Embattled FIFA president Sepp Blatter was expected to defy opposition from European soccer bosses and declare his candidacy for a new term at the soccer governing body’s congress yesterday.
Controversy surrounding the 78-year-old Swiss official and accusations of corruption against Qatar’s 2022 World Cup bid have tainted the buildup to the start of the Brazil World Cup in Sao Paulo today.
Blatter has been criticized for saying that corruption allegations against Qatar — led by the British media — was racism. Several top European soccer officials have called on Blatter to stand down when his term ends next year.
However, Blatter, who acceded to the top job in 1998, is likely to get the standing acclamation from all the confederations bar the European confederation, UEFA, when he announces his candidacy.
Dutch soccer association head Michael van Praag challenged Blatter when he appeared before a closed UEFA meeting on Tuesday.
“Mr Blatter, this is nothing personal, but if you look at FIFA’s reputation over the last seven or eight years, it is being linked to all kinds of corruption and all kinds of old boys’ networks things,” Van Praag said he had told Blatter. “FIFA has an executive president and you are not making things easy for yourself and I do not think you are the man for the job any longer.”
Blatter replied that he would not resign straight away, according to the official.
UEFA president Michel Platini has been touted as a possible rival to Blatter when the FIFA vote is held in May next year. Platini has said he will only decide his candidacy in September.
Blatter was given a standing ovation when he spoke before the African, Asian and North American-Caribbean confederations on Monday.
“This time, before UEFA, he did not get it,” Van Praag said.
Blatter’s rule has never seen a controversy like the accusations that Qatar paid for votes when FIFA chose the Gulf country to host the 2022 World Cup.
Qatar has strongly denied involvement in wrongdoing. However, allegations made in British newspaper the Sunday Times are expected to be raised at the FIFA congress.
FIFA investigator Michael Garcia, a former US federal prosecutor, has completed his report into the allegations, but it will not be handed to a FIFA adjudicatory chamber until the middle of next month. Blatter has said no decisions will be taken until September or October.
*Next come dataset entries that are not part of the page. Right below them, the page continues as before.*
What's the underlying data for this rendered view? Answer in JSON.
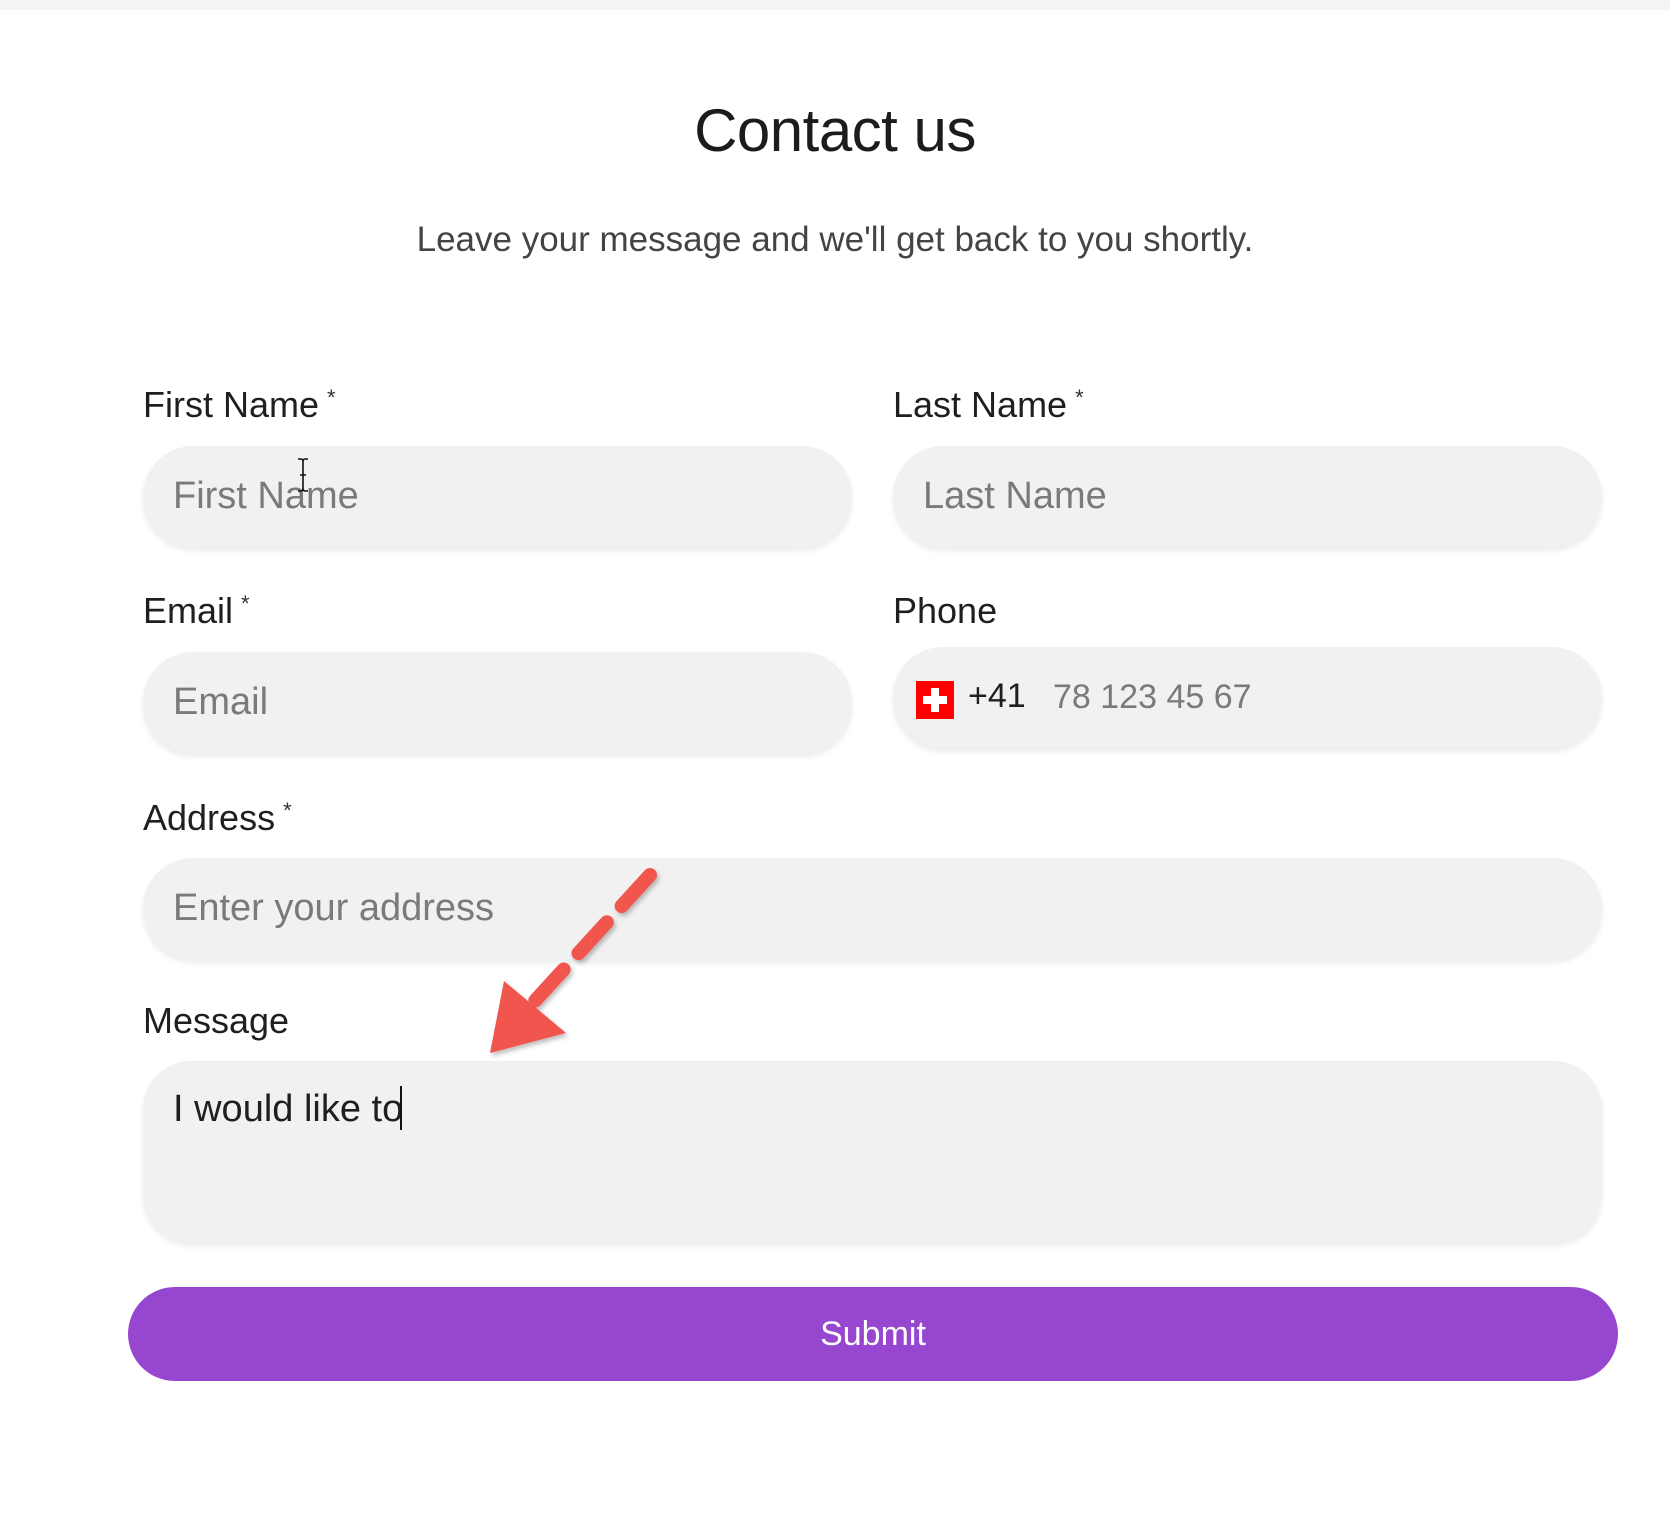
{
  "header": {
    "title": "Contact us",
    "subtitle": "Leave your message and we'll get back to you shortly."
  },
  "form": {
    "first_name": {
      "label": "First Name",
      "required_mark": "*",
      "placeholder": "First Name",
      "value": ""
    },
    "last_name": {
      "label": "Last Name",
      "required_mark": "*",
      "placeholder": "Last Name",
      "value": ""
    },
    "email": {
      "label": "Email",
      "required_mark": "*",
      "placeholder": "Email",
      "value": ""
    },
    "phone": {
      "label": "Phone",
      "country_flag": "switzerland-flag-icon",
      "dial_code": "+41",
      "placeholder": "78 123 45 67",
      "value": ""
    },
    "address": {
      "label": "Address",
      "required_mark": "*",
      "placeholder": "Enter your address",
      "value": ""
    },
    "message": {
      "label": "Message",
      "value": "I would like to"
    },
    "submit_label": "Submit"
  },
  "colors": {
    "accent": "#9747cf",
    "field_background": "#f1f1f1",
    "annotation_arrow": "#f0564d"
  },
  "annotations": {
    "arrow": "dashed-arrow-pointing-to-message",
    "mouse_cursor": "text-ibeam-cursor"
  }
}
FIFA faces mounting pressure as five of its six major sponsors, who account for hundreds of millions of dollars of finance each year, have called for a thorough investigation of the allegations.